Vape oil: CBD vape oil is used for vaping CBD. This requires the use of an e-cigarette or vape pen, which can have side effects when chemicals are heated to high temperatures. There are also CBD waxes available that are used for dabbing the cannabis compound. This also requires heating a small amount of the wax and using a dabbing pen. This isn’t recommended for beginners, as it’s usually a higher concentration of CBD.
Moreover, scientists at the Cajal Institute showed promising results in regards to CBD and Multiple Sclerosis. They used animal models and cell cultures to find that CBD reversed inflammatory responses; within only ten days, mice that were used in the study had superior motor skills and showed progression in their condition. To date, there have been well over 20,000 published scientific articles on cannabinoids and their related effects on all sorts of medical ailments.
In short, the results of the survey (which were published in the Journal of Pain Research) showed that roughly 42% and 46% (respectively) of participants claimed they were able to use cannabis in place of traditional medical to effectively treat their specific medical ailment. So if you’re wondering how to know if you need CBD for pain, remember that you’re certainly not alone.
Hemp is possibly one of the earliest plants to be cultivated. An archeological site in the Oki Islands near Japan contained cannabis achenes from about 8000 BC, probably signifying use of the plant. Hemp use archaeologically dates back to the Neolithic Age in China, with hemp fiber imprints found on Yangshao culture pottery dating from the 5th millennium BC. The Chinese later used hemp to make clothes, shoes, ropes, and an early form of paper. The classical Greek historian Herodotus (ca. 480 BC) reported that the inhabitants of Scythia would often inhale the vapors of hemp-seed smoke, both as ritual and for their own pleasurable recreation.

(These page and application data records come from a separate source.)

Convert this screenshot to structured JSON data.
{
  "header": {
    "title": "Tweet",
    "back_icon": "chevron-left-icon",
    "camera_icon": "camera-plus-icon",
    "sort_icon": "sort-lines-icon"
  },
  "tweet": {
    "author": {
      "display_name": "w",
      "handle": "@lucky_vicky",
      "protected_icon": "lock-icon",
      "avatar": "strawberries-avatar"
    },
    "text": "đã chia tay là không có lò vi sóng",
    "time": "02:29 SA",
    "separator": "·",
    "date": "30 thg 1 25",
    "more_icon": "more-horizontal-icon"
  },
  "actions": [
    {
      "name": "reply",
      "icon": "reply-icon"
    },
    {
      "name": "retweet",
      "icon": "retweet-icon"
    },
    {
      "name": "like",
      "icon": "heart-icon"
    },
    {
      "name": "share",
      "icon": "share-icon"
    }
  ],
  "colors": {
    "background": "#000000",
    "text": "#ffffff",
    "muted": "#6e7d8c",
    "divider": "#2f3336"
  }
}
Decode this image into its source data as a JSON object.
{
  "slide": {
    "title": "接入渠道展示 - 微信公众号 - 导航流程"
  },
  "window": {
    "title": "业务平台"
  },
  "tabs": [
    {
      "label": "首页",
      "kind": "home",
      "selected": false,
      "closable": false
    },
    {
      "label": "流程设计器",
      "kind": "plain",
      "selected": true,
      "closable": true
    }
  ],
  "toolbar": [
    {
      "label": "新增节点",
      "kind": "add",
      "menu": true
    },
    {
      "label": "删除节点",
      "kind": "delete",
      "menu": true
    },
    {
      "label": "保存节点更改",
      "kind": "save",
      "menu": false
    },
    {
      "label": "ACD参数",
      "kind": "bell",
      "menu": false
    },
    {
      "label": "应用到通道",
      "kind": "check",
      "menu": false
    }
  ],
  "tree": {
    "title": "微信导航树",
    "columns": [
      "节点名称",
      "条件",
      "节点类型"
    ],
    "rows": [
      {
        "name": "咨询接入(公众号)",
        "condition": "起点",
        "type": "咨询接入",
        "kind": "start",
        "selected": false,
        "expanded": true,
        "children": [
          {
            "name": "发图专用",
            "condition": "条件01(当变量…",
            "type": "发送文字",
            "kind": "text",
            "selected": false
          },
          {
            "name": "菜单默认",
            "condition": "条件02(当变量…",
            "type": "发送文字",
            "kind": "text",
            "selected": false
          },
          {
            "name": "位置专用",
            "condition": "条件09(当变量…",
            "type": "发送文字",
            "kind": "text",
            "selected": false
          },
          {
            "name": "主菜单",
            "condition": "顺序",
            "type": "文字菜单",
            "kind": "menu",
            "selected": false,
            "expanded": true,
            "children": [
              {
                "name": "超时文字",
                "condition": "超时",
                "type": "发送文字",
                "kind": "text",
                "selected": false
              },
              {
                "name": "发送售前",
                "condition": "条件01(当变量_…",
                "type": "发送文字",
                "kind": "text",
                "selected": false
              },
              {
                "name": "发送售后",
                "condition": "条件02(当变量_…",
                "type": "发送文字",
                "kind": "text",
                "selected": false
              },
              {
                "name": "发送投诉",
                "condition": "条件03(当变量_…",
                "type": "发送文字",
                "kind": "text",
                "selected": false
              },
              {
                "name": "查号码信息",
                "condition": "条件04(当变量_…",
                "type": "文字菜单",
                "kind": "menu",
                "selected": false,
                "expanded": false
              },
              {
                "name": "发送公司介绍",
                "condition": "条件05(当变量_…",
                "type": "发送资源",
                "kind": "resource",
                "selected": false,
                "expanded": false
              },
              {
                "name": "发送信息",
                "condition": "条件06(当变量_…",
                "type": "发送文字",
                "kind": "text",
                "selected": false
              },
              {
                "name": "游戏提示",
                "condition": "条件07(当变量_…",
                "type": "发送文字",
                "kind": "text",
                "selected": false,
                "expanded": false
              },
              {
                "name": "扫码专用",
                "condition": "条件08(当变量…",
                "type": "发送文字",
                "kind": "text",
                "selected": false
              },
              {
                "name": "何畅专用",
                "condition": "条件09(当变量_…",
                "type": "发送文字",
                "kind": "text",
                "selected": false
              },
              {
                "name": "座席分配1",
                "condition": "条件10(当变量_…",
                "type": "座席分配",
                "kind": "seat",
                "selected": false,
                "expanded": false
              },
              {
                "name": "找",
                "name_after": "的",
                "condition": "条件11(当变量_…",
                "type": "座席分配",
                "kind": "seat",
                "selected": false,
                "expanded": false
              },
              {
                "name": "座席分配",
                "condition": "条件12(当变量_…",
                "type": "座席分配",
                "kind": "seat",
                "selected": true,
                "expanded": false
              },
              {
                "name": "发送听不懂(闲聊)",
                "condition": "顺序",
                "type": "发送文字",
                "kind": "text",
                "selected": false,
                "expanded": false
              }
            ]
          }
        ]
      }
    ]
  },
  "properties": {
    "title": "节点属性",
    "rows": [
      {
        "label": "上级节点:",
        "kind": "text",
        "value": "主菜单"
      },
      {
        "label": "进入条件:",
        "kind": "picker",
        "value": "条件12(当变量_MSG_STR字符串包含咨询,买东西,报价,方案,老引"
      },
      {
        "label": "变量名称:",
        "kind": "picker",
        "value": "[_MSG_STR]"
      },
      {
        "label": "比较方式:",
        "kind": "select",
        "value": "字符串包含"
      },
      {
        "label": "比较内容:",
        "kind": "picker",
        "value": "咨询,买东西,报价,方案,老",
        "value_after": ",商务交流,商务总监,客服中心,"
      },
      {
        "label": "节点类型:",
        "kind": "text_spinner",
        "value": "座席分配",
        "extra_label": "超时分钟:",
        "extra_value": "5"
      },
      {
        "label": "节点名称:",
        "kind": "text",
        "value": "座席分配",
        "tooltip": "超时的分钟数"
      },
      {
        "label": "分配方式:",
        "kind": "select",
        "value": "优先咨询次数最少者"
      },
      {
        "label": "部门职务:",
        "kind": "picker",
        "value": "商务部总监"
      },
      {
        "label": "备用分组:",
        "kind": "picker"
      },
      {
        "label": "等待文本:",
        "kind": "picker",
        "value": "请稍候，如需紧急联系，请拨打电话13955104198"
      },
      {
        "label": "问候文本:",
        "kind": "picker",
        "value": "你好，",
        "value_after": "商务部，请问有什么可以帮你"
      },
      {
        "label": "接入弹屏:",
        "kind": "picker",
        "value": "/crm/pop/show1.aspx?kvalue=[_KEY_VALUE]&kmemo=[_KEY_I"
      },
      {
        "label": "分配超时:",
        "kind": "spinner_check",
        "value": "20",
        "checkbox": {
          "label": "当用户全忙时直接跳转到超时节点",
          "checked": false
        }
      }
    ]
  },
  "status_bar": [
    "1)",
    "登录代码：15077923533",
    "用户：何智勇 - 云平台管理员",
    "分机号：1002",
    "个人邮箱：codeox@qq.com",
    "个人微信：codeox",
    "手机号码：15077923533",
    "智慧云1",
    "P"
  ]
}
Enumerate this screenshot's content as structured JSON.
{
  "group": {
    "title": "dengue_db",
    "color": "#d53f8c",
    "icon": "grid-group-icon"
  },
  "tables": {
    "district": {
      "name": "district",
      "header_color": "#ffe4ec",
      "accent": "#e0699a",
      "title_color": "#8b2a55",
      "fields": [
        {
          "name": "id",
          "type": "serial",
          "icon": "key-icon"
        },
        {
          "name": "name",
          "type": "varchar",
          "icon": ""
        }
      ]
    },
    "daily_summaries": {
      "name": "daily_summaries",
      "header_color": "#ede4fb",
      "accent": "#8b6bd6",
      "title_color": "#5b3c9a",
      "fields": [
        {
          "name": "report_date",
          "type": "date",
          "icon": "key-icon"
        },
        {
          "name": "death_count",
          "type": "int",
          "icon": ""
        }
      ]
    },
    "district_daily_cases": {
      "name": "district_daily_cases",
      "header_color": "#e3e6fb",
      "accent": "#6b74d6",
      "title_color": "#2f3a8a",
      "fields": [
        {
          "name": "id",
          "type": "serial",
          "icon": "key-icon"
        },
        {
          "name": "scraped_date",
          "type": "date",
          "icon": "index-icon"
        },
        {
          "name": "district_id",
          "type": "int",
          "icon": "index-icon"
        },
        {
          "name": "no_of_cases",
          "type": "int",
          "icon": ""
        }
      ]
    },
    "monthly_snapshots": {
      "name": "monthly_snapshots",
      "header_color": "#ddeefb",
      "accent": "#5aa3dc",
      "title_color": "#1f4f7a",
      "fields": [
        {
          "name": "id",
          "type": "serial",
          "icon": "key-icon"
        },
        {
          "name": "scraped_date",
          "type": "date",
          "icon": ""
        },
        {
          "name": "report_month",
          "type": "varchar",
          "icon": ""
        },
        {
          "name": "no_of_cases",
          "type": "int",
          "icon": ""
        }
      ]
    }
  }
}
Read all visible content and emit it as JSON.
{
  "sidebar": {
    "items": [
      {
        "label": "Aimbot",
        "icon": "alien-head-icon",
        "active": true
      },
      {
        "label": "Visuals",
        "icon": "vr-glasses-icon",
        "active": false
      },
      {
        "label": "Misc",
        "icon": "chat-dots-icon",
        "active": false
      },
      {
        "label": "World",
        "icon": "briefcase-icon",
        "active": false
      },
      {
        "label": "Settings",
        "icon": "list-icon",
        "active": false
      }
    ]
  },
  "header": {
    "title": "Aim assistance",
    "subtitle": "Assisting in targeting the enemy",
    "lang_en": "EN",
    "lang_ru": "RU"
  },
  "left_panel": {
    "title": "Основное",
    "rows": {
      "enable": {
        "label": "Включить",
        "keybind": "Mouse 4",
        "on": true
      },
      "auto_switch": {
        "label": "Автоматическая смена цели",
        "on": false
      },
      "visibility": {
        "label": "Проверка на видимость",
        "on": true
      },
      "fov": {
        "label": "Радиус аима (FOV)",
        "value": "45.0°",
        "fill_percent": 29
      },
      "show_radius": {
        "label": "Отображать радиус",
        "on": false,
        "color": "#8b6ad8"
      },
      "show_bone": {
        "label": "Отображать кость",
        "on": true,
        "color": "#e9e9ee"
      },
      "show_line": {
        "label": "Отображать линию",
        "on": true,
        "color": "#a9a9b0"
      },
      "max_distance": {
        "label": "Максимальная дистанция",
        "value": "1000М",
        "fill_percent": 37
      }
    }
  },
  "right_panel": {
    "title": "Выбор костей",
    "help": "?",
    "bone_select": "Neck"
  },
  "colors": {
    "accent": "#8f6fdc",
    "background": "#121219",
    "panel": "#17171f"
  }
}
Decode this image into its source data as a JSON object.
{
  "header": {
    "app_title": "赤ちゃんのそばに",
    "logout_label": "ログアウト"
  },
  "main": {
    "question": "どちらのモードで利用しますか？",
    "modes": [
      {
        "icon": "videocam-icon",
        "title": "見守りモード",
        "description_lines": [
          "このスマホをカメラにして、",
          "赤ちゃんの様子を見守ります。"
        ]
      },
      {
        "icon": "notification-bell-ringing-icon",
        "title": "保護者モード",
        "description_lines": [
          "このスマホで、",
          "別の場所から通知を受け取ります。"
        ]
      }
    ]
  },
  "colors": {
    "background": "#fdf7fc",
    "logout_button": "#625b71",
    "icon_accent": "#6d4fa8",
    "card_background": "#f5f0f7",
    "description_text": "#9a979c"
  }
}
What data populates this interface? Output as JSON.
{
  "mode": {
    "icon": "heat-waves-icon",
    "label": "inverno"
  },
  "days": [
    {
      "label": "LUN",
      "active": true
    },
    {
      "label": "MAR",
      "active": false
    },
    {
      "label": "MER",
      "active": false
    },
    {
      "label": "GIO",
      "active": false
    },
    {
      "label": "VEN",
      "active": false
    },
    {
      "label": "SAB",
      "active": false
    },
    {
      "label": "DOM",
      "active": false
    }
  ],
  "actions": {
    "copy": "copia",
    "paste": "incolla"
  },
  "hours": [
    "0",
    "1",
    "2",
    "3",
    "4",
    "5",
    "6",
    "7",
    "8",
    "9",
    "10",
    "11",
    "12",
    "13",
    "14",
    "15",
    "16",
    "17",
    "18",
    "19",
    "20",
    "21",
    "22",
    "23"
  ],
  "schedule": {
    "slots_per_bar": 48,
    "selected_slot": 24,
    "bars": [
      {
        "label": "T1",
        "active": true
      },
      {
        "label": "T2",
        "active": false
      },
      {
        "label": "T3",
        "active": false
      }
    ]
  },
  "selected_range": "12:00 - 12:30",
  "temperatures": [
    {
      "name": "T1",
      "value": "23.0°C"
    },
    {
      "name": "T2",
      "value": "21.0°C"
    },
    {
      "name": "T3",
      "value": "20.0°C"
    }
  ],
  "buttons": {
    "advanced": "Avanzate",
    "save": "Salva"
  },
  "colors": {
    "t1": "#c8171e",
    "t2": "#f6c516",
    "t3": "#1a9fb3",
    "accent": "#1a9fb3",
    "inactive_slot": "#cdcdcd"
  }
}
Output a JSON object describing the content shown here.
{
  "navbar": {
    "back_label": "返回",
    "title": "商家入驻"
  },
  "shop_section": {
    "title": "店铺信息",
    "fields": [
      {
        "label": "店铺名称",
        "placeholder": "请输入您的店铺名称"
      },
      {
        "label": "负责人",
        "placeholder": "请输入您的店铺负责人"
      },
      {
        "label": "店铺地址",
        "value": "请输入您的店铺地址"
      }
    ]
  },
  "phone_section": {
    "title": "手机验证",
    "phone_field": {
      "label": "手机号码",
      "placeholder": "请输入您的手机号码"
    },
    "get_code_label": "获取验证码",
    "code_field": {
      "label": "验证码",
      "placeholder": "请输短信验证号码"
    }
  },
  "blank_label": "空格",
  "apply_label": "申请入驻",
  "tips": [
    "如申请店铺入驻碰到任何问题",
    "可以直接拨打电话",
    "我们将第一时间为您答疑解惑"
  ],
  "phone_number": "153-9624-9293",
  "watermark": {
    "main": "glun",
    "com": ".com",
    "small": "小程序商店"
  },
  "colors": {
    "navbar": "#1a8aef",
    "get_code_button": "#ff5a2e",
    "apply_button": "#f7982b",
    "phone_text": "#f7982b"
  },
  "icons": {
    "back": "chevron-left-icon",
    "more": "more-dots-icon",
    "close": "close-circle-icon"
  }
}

“I have been searching for an alternative to anxiety drugs. My niece, who is an alternative health care worker, recommended this product. I was amazed at how quickly it worked only after 2 days, I felt relief. Being on prescription medication for over 3 years with side effects, I have recommended this to my family & friends. So I would absolutely recommend this product to anyone looking for a safe alternative for anxiety. Thank you!“
A fluctuation of electrical activity in the brain is the main trigger of seizures. While there were unconcluded studies that CBD can control seizures it was not until recently that scientists confirmed the claims. Placebo research involving double-blind patients conducted by The New England Journal of Medicine showed that CBD medication administered in people diagnosed with the Dravet syndrome could help reduce the symptoms.
Francesca Fusco, MD, a dermatologist based in New York City, recently told Health that CBD oil is a rich source of fatty acids and other skin-healthy nutrients, and that it may improve hydration and minimize moisture loss. A few studies have also suggested that CBD oil may inhibit the growth of acne, although this hypothesis has only been tested in laboratory cell cultures—not in actual humans.